I often say that I listen but more importantly, I listen to what is not said. What people fail to say is often the most important part of the conversation. Silences are louder than shouting, sadder than falling tears.

When I used to do horoscopes, if I was reading in the presence of the person who was paying me, I got hundreds of “tells.” The widening of an eye, a tic of the cheek. A tightening of a hand. A jittery foot. In the end, I always preferred to do initial readings without meeting the person. Because those tells can throw you off as much as put you on a trail. They can mean something related but very different than you think.

Sometimes people would start a reading asking me to “guess” or “intuit” their sun sign.

“Why?” I asked them. “Why use all that energy when I can just ask you? You know, there’s a lot more to astrology than your sun sign. Depending on how the orbs are arranged, other things may be much more important in your life than where the sun is placed.

No one ever believed me. Too many astrology columns in the newspapers of the world.

I know a lot about people, often from brief conversations. I am particularly amused by “anonymous” bloggers who think no one knows anything about them. I don’t know how much money you have, but I know a ton of other stuff. How? The words you use. The subjects you pick to write about. The flow of your words. The authors you love or hate. The places you visited.

Do I know your name and address? No, but I’m sure I could find out. The Internet is good that way. You can dig out data about anyone and anything. I don’t because it isn’t critical to me. I don’t need to know if you choose to not offer the information. Anyone who chooses anonymity will not be a real friend because anonymity screams one thing loud and clear: “DON’T GET TOO CLOSE!”

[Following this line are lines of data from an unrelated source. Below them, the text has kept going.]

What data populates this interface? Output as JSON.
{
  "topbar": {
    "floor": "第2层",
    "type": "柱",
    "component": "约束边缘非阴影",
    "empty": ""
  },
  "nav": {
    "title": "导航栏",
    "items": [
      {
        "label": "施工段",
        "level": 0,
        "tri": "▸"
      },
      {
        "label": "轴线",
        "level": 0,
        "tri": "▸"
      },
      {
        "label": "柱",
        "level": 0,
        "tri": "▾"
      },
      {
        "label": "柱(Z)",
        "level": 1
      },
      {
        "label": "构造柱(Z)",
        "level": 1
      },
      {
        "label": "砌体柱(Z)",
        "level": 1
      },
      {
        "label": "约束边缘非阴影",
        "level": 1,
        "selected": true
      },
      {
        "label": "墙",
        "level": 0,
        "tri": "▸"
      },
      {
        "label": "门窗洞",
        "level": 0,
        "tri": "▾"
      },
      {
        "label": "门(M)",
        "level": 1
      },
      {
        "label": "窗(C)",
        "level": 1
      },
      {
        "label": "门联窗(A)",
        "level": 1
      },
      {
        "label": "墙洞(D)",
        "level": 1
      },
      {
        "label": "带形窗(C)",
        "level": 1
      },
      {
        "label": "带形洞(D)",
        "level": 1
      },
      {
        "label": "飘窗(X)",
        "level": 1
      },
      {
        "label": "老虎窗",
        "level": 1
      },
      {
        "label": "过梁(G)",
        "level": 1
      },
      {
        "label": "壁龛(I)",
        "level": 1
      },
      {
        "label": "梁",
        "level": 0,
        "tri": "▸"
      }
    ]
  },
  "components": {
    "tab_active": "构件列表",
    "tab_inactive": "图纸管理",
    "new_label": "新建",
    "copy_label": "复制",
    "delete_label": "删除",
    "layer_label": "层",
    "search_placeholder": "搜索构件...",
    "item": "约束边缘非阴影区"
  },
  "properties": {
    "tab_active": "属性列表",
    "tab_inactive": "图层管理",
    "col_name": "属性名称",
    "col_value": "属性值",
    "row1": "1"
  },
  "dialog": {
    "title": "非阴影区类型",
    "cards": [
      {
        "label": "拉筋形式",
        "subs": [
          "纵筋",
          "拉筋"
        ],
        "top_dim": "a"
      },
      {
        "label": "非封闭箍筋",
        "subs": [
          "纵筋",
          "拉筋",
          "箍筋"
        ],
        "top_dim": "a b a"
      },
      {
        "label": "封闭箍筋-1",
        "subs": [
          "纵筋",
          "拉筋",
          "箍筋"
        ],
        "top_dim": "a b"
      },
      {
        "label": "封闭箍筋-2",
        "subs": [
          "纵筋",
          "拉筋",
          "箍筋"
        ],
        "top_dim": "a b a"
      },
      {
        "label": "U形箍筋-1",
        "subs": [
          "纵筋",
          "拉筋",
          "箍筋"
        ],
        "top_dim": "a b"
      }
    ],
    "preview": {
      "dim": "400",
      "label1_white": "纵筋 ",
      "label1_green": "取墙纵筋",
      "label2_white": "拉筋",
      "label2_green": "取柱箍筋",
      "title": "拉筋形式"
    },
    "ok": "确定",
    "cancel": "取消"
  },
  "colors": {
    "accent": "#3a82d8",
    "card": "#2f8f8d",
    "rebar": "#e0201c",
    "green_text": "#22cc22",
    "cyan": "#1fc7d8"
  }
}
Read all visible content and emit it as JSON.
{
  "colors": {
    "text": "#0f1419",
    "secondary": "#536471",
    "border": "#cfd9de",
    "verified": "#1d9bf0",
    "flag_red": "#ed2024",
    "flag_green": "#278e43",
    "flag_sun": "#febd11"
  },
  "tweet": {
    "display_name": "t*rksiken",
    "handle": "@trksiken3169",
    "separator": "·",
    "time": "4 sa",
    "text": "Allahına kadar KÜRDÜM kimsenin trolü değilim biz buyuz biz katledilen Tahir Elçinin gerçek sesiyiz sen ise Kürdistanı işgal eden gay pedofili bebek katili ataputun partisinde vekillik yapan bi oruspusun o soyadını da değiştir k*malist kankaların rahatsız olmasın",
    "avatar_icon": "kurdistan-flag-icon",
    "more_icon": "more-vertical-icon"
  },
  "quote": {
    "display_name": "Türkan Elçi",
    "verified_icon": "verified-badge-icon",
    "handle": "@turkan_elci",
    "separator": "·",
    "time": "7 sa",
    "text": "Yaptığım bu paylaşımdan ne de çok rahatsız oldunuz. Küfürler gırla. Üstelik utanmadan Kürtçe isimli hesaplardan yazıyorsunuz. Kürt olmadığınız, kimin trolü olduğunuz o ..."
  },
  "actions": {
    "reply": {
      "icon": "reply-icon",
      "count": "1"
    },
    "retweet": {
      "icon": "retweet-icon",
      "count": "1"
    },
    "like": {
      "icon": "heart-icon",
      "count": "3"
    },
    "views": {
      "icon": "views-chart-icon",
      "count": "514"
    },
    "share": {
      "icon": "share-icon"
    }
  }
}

Gotcha. I observe borders. I hear what you are saying,  what you won’t say, wish you could say. Are afraid to say.

Intuition.

It’s everything I’ve read, seen, done, experienced. Live, loved. The more you live, the more intuition you gain.